How Does The Repayment Plan In A Chapter 11 Bankruptcy For Individuals Work And What Factors Influence The Term Of The Plan?
In a Chapter 11 bankruptcy, the repayment plan is defined in the plan of reorganization, with the primary factor influencing its term being the debtor’s disposable income over the next five years.
What Happens To The Individual Assets And Debts During A Chapter 11 Bankruptcy Case, And How Are They Managed And Addressed?
During a Chapter 11 bankruptcy case, the debtor’s assets are governed by the terms of the reorganization plan. Typically, the plan provides for the return of all asset interest to the debtor. Upon filing for bankruptcy, these assets are placed in a bankruptcy estate and are usually returned to the debtor when the case concludes, unless they are abandoned or subject to an arrangement with a secured creditor.
What Types Of Debts Are Dischargeable In A Chapter 11 Bankruptcy For Individuals And Are There Any Exceptions Or Limitations?
Rather than listing all dischargeable debts, it’s easier to highlight non-dischargeable ones. These include debts based on fraud, breach of fiduciary duty, reprehensible conduct, child support, taxes (generally accrued three years prior to filing), injuries caused while under the influence, willful and malicious injuries, and certain obligations from divorce proceedings. Interestingly, debts resulting from a manslaughter conviction may be dischargeable, as it doesn’t necessarily involve intent.
Can Individuals Convert Their Chapter 11 Bankruptcy Case To Another Bankruptcy Chapter If Needed, And What Factors Might Influence That?
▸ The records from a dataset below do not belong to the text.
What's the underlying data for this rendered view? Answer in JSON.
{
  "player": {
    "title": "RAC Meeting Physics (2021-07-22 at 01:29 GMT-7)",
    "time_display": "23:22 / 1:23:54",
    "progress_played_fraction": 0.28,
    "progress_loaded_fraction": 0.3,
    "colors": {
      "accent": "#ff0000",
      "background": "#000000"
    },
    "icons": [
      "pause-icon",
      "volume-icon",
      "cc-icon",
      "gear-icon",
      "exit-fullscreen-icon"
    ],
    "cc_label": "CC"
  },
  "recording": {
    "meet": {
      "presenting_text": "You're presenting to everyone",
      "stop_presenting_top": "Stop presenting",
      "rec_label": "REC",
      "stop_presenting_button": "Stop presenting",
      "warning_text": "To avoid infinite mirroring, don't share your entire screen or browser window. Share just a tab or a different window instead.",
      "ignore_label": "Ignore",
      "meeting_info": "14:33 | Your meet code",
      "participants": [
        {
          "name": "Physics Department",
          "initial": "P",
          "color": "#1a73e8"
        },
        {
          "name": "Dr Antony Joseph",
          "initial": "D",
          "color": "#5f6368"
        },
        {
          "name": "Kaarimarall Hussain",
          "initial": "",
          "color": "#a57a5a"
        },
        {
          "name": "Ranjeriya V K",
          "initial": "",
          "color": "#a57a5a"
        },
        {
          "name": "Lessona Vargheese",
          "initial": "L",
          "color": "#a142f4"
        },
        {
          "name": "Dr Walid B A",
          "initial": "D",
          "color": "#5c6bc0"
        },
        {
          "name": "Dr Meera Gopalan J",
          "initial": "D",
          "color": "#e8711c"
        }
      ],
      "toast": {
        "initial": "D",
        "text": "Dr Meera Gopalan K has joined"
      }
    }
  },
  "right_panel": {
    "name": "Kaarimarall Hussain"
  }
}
Yes, individuals can convert their Chapter 11 bankruptcy case to Chapter 7 or 13 at their discretion. The decision to convert is usually influenced by their ability to manage the demands of a Chapter 11 case, which can be resource-intensive. If during reorganization they realize that they’re unable to handle it, they might opt for liquidation under Chapter 7. In some cases, it makes more sense to convert to Chapter 7 to preserve assets and resources when it’s uncertain if certain claims can be discharged.
For more information on Alternatives For Chapter 11 Bankruptcy, a free initial consultation is your next best step. Get the information and legal answers you are seeking by calling (212) 739-7599 today.